Amblyopia, commonly known as lazy eye, is an eye condition resulting in reduced vision. Patients with amblyopia may experience eye strain, squinting, headaches and overall poor vision. This condition is found in many children and can significantly affect vision if left untreated. While many cases are caused by a misalignment of the eyes, a variety of other conditions may be responsible such as imbalance in refractive error, significant drooping of the eyelids or childhood cataracts. Failure to detect amblyopia can lead to irreversible vision loss.
Treatments vary depending on the severity of the condition but often include patching the good eye, eyeglasses, eye drops and surgery.
Strabismus is the term for non-aligned eyes. The condition occurs in children and adults. Strabismus can be congenital (present from birth) or acquired from eye injury, diabetes, stroke and other conditions. Strabismus may first appear as double vision. If left untreated in children, it can lead to visual impairment, so early treatment is essential.

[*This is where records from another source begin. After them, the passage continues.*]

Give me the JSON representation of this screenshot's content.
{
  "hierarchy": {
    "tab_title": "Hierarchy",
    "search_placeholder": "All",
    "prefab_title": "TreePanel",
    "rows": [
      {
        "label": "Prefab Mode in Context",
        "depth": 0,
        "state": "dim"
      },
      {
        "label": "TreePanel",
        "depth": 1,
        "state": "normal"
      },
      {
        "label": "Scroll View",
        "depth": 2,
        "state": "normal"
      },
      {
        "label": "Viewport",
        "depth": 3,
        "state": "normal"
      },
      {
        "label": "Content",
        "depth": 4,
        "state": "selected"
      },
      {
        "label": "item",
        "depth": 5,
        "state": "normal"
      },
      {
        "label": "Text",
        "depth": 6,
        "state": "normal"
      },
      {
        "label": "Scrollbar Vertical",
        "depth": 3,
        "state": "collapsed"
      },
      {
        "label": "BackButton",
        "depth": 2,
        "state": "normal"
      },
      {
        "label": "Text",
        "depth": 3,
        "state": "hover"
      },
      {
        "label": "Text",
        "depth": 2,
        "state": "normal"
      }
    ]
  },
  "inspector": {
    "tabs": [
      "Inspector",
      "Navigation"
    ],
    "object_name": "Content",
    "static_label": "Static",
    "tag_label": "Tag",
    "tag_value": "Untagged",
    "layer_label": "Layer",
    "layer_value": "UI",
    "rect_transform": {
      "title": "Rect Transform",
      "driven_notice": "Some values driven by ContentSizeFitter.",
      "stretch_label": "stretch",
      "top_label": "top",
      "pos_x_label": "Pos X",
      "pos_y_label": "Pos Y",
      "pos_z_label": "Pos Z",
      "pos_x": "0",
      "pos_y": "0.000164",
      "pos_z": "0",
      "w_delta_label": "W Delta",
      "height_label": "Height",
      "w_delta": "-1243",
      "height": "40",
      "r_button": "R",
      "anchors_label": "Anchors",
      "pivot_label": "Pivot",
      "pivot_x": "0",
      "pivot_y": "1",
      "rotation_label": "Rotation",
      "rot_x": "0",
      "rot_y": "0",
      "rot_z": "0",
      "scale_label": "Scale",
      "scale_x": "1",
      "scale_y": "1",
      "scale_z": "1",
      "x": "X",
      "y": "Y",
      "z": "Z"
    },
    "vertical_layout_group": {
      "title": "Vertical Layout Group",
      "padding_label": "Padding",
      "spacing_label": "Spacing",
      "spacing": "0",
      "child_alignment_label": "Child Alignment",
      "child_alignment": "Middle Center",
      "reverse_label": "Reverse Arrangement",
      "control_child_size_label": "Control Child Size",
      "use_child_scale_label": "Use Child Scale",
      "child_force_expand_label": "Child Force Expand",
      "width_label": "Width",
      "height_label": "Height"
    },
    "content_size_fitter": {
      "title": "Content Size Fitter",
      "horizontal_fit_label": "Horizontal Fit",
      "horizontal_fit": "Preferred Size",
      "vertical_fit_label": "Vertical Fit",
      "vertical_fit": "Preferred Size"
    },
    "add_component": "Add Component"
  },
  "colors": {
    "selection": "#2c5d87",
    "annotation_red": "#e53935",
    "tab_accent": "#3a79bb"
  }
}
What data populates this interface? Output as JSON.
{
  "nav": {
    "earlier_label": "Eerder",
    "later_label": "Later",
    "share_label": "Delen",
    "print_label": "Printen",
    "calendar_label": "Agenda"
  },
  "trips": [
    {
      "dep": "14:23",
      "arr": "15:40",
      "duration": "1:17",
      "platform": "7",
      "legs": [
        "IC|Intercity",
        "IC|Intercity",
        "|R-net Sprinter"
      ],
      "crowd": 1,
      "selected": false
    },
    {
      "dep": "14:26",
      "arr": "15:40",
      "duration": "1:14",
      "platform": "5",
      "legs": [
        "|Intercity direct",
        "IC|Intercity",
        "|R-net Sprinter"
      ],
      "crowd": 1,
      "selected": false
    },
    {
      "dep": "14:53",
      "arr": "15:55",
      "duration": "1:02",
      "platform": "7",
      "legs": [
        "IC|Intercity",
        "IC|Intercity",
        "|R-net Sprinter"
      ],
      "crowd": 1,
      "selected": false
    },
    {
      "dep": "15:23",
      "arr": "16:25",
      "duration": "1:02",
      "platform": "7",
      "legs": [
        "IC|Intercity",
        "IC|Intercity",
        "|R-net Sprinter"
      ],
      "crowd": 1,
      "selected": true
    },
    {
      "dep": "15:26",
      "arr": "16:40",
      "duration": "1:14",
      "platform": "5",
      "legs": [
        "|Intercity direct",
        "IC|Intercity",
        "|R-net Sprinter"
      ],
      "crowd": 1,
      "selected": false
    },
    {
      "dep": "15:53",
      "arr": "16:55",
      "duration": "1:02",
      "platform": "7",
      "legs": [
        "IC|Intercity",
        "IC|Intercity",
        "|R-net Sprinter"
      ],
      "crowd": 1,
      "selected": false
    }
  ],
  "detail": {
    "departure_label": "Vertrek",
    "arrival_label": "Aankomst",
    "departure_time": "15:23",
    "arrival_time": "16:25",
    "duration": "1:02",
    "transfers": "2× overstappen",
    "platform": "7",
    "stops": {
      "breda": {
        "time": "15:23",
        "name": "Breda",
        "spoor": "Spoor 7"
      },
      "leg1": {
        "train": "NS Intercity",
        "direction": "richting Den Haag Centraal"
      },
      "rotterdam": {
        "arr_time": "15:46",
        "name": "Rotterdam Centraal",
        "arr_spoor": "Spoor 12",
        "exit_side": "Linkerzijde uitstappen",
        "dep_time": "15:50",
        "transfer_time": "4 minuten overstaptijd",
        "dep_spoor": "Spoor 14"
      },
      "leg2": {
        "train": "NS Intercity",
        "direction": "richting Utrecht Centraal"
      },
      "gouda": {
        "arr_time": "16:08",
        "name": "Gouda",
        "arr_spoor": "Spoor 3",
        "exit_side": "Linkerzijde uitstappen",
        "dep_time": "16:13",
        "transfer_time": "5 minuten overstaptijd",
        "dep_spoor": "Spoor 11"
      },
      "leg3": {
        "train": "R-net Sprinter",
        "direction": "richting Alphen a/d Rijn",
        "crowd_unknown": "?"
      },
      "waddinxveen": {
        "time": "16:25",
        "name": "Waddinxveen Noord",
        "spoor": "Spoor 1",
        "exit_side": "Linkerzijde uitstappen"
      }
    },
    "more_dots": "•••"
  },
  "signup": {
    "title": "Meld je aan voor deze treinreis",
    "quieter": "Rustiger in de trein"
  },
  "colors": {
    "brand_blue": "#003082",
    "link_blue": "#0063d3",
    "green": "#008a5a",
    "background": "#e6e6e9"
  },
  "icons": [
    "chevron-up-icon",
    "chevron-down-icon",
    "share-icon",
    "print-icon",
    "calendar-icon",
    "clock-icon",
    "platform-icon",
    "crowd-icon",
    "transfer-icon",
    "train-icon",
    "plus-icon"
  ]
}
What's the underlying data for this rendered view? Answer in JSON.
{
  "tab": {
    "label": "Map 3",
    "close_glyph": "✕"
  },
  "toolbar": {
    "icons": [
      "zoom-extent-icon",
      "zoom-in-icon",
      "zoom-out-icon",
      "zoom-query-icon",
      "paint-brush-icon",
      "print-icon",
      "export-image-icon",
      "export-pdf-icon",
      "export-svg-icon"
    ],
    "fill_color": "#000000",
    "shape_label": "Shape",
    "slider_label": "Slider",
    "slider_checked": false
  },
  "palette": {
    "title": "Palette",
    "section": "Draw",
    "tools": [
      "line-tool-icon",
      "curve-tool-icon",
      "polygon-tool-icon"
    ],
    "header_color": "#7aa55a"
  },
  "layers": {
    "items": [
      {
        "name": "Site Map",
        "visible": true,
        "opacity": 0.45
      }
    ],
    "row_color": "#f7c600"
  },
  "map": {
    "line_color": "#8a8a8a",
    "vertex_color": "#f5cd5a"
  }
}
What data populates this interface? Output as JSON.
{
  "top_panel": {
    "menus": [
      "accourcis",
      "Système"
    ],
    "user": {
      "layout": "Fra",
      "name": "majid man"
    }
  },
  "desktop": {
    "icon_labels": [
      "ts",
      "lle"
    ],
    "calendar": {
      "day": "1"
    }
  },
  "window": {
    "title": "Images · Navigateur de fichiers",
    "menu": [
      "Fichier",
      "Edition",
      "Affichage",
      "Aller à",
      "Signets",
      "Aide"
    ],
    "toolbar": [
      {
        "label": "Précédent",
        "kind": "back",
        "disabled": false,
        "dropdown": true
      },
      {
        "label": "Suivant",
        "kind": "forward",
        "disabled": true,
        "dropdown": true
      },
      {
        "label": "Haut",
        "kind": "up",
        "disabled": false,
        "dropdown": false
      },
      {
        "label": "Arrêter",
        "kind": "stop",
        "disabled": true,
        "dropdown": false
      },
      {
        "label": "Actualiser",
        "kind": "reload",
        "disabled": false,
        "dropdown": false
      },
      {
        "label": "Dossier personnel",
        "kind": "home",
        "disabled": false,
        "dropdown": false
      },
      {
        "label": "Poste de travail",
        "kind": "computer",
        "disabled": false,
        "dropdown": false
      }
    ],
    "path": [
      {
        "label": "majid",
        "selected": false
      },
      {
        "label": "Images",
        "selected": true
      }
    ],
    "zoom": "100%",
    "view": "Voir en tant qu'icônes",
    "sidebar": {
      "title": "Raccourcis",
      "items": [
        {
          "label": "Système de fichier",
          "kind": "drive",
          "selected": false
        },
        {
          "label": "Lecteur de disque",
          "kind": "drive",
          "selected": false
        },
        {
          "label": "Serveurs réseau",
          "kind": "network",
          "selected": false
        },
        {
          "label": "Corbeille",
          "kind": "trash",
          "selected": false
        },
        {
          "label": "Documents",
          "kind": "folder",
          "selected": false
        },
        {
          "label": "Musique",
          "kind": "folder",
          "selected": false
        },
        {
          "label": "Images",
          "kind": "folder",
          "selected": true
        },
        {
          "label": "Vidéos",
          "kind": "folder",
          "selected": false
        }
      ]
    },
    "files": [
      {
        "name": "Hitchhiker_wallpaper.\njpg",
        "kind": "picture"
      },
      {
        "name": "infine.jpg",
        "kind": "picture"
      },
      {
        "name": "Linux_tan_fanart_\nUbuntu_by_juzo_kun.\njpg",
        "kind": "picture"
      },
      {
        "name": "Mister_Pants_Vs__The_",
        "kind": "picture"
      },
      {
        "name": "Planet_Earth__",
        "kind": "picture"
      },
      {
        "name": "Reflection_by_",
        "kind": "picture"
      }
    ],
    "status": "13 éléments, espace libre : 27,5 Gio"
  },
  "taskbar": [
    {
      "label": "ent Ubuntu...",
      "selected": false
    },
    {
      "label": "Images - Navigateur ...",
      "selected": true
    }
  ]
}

A pediatric ophthalmologist should be consulted for suspected strabismus in children. Treatment varies but vision therapy options include use of computerized optical equipment, prisms, eyeglasses and patching the good eye to strengthen eye muscles. Surgery may strengthen or weaken the effect of one or more of the muscles that move the eye.